### TASK:
Every line with "label" in it should be copied from the data.
++++++
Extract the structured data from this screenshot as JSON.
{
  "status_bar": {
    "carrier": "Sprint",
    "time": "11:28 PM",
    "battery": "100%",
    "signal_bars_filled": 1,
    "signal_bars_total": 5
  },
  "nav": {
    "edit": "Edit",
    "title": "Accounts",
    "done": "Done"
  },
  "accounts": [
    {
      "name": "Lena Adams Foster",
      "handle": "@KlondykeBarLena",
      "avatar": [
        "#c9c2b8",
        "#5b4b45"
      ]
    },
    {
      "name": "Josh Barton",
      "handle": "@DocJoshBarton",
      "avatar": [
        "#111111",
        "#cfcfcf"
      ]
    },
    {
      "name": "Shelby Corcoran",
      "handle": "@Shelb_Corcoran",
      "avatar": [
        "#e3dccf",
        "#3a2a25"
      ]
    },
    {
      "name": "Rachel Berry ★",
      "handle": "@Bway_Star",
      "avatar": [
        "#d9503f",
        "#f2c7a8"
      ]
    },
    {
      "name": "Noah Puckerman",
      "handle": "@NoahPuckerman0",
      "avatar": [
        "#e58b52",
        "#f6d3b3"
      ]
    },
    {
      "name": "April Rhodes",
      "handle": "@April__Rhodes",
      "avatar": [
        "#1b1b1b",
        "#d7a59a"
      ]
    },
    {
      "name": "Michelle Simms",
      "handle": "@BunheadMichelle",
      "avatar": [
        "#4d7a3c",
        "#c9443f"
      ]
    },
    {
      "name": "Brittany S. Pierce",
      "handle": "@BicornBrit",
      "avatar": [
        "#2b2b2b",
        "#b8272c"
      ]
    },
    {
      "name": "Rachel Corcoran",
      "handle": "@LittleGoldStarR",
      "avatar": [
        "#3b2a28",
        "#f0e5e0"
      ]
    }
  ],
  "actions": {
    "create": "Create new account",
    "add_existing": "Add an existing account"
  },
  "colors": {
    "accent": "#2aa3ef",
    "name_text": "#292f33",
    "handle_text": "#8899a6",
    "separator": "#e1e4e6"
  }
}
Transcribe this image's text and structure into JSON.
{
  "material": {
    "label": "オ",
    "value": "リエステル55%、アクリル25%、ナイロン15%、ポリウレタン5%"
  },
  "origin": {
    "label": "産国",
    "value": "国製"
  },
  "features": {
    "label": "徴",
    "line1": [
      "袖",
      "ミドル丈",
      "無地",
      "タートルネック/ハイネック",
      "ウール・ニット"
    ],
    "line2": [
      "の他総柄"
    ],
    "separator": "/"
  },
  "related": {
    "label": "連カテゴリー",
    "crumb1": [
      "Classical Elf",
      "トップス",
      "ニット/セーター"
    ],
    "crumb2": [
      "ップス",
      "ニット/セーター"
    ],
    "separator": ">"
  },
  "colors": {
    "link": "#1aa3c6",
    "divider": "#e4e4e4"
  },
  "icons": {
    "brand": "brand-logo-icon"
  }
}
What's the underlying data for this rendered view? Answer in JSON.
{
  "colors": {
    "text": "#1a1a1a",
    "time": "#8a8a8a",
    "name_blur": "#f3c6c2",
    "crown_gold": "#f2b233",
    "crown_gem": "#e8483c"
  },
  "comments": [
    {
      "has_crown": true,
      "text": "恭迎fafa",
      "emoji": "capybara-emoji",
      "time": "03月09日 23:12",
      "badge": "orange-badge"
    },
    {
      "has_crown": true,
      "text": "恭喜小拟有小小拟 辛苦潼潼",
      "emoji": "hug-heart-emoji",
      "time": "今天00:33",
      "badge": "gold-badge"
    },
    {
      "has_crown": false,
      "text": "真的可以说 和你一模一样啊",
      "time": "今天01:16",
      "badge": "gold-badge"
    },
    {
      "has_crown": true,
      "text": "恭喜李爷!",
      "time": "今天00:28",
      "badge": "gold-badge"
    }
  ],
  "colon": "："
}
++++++
### SOLVED EXERCISE:
    "label": "オ",
    "label": "産国",
    "label": "徴",
    "label": "連カテゴリー",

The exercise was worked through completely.